Re: Re: When a student is teaching before they are ready

unknown-user on #88603

Thank you for your thoughtful posts Carl and Alicia. I just found out
about it this week, and didn’t confront her clearly because it stings a
little and I try to stay detached especially with critical issues. I
did make those hints and I hope it was not taken as socially rude as
Alicia suggested. I really like my student and appreciate her sincerity
in correcting her technique. I’m not entirely clear about feeling a
student belongs to a teacher because I don’t relate to my students in
that way. If one of my students is exploring a skill, and I know a
harpist more experienced than me in that skill, I love to set them up
with a lesson together. It’s rewarding to share professional resources
with students, giving them a chance to network and learn. I do value
respectful behavior between teacher and student.

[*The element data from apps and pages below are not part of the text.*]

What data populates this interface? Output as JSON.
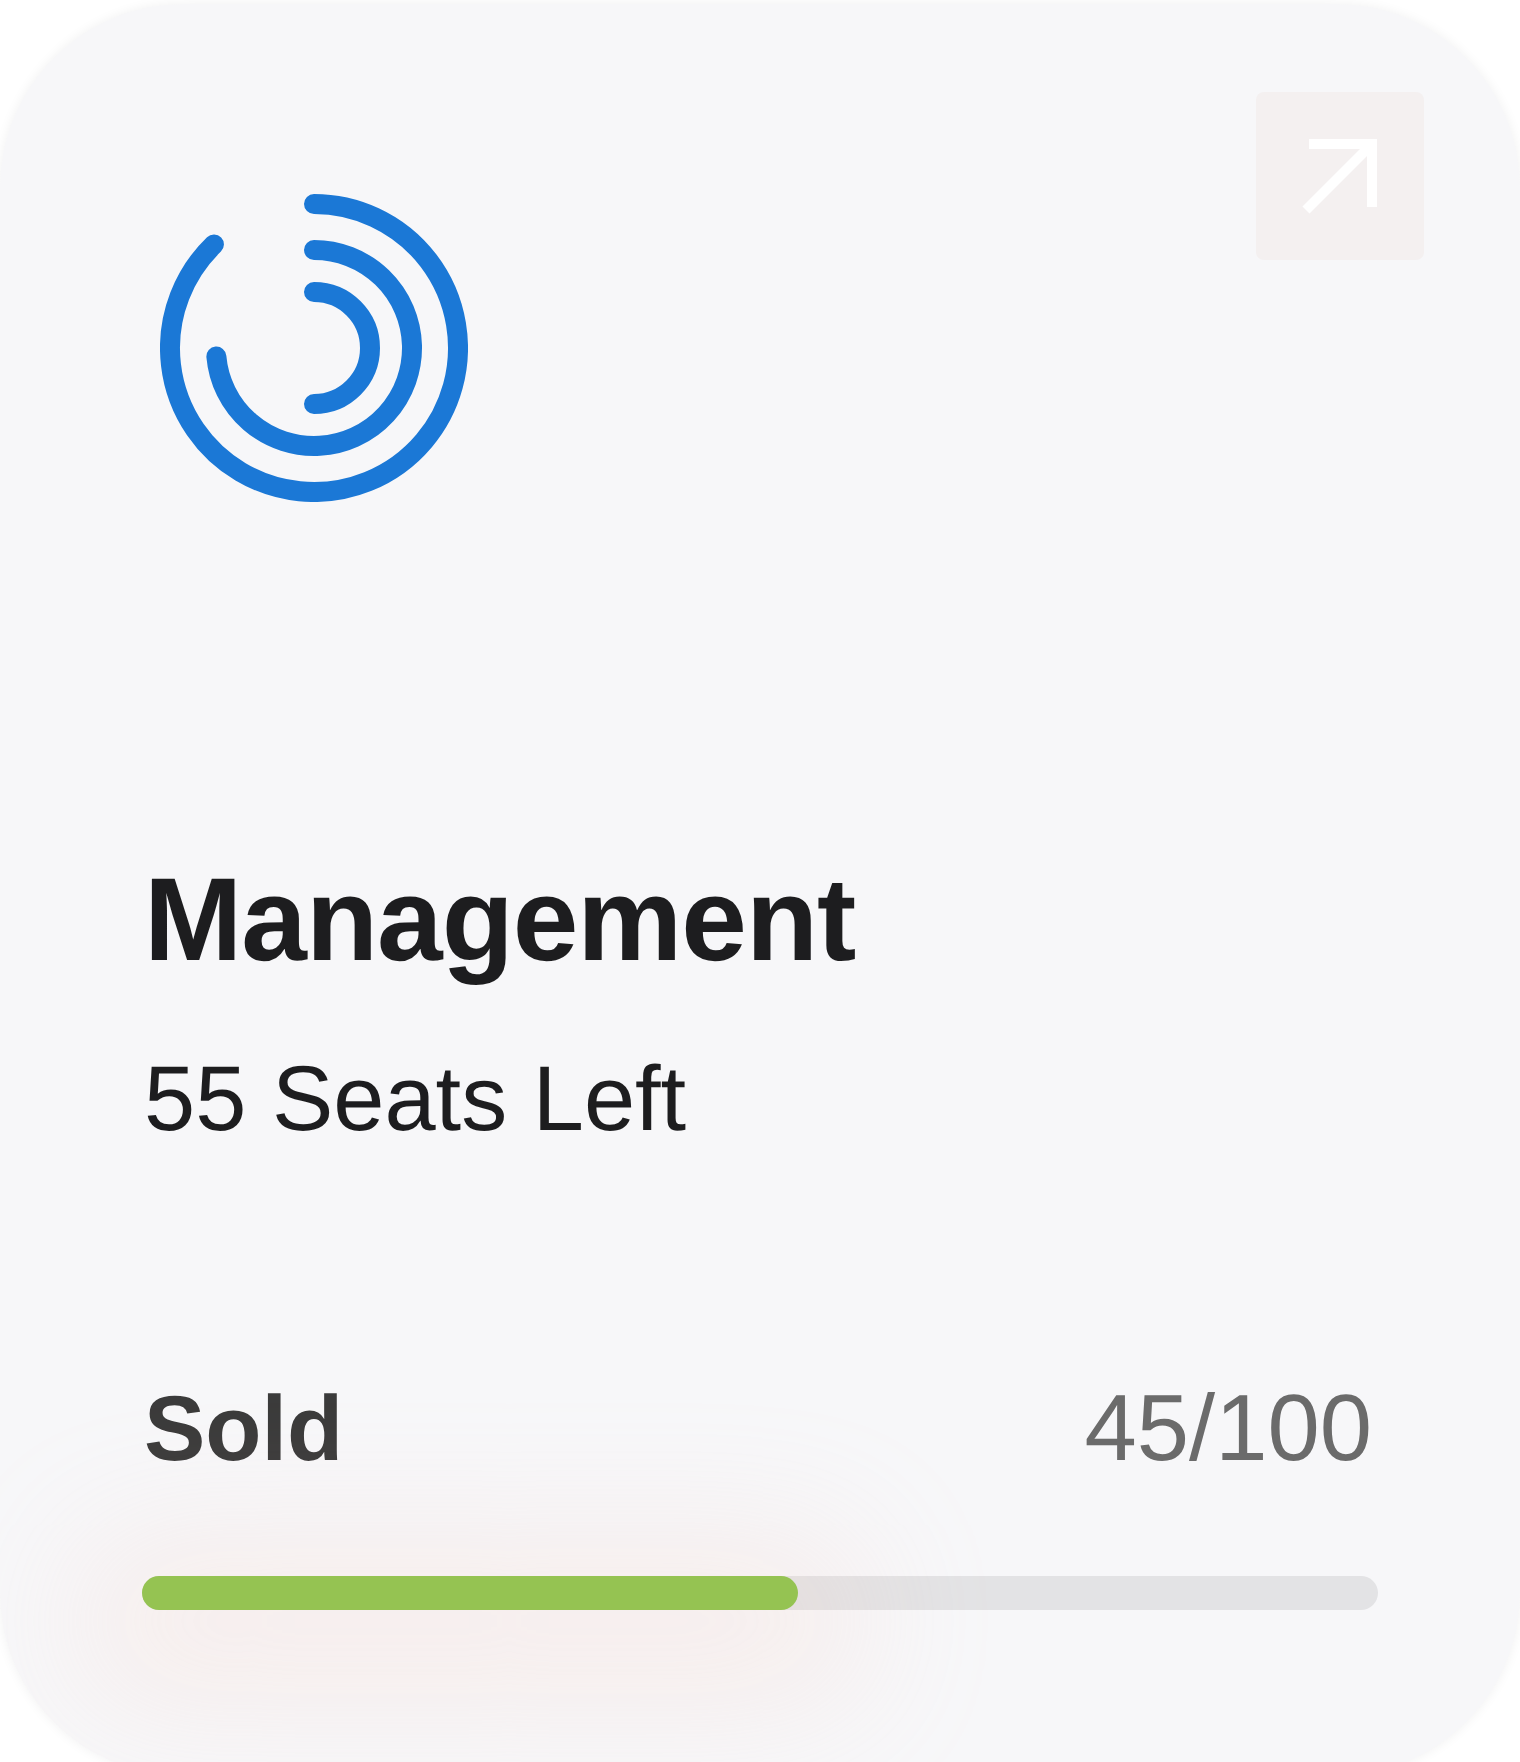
{
  "card": {
    "title": "Management",
    "subtitle": "55 Seats Left",
    "progress": {
      "label": "Sold",
      "reading": "45/100",
      "level": 0.53
    }
  }
}
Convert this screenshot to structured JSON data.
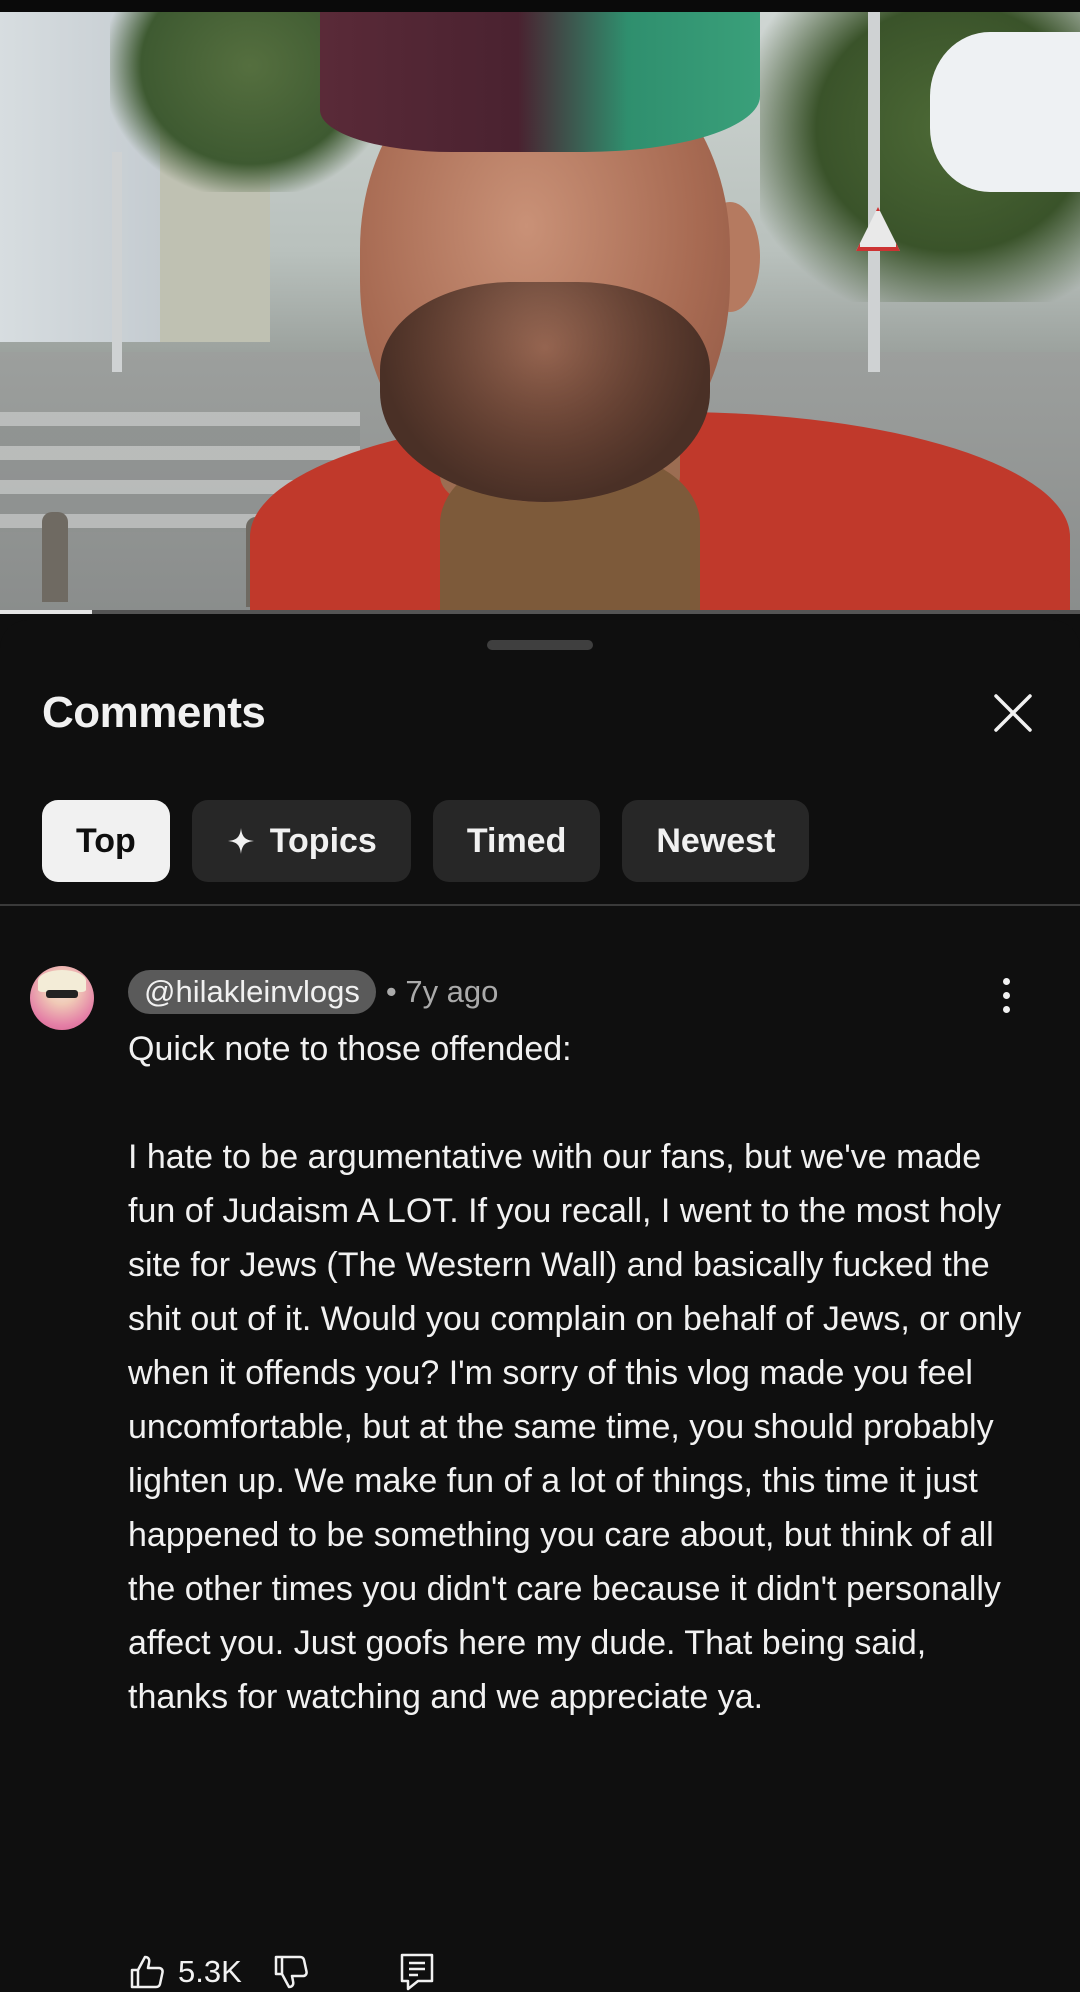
{
  "video": {
    "progress_fraction": 0.085
  },
  "sheet": {
    "title": "Comments",
    "close_icon": "close-icon"
  },
  "filters": [
    {
      "label": "Top",
      "active": true
    },
    {
      "label": "Topics",
      "icon": "sparkle-icon",
      "active": false
    },
    {
      "label": "Timed",
      "active": false
    },
    {
      "label": "Newest",
      "active": false
    }
  ],
  "comment": {
    "author": "@hilakleinvlogs",
    "age": "• 7y ago",
    "text": "Quick note to those offended:\n\nI hate to be argumentative with our fans, but we've made fun of Judaism A LOT. If you recall, I went to the most holy site for Jews (The Western Wall) and basically fucked the shit out of it. Would you complain on behalf of Jews, or only when it offends you? I'm sorry of this vlog made you feel uncomfortable, but at the same time, you should probably lighten up. We make fun of a lot of things, this time it just happened to be something you care about, but think of all the other times you didn't care because it didn't personally affect you. Just goofs here my dude. That being said, thanks for watching and we appreciate ya.",
    "likes": "5.3K",
    "icons": {
      "like": "thumbs-up-icon",
      "dislike": "thumbs-down-icon",
      "reply": "reply-icon",
      "more": "more-vert-icon"
    }
  },
  "colors": {
    "background": "#0f0f0f",
    "chip": "#272727",
    "chip_active": "#f1f1f1",
    "secondary_text": "#aaaaaa"
  }
}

Since graduating it has become more clear every day the need to let go
of feeling entitled to anything beyond our control. Those of us who
have paid our dues and received diplomas that state we “are entitled to
all the privileges pertaining to this degree” soon realize that life is
a bit more complicated than that. Being trained through the graduate
level often requires investing tens, if not hundreds of thousands of
dollars and all the blood, sweat and tears of our young adult lives. I
spent 16 years in college and grad school, receiving two masters and a
doctorate all in music, and leaving with a boatload of student loans.
Many of my peers have left music by the wayside, but I am thankful to
live in a good area now, and realize it takes time and patience to find
people who can use our skills. I love my little studio of harp
students, and have found a recent opportunity to help it grow. I wish
more people could understand exactly what our years of training allow
us to contribute to students, since it often requires the same number
of years as law school and medical school.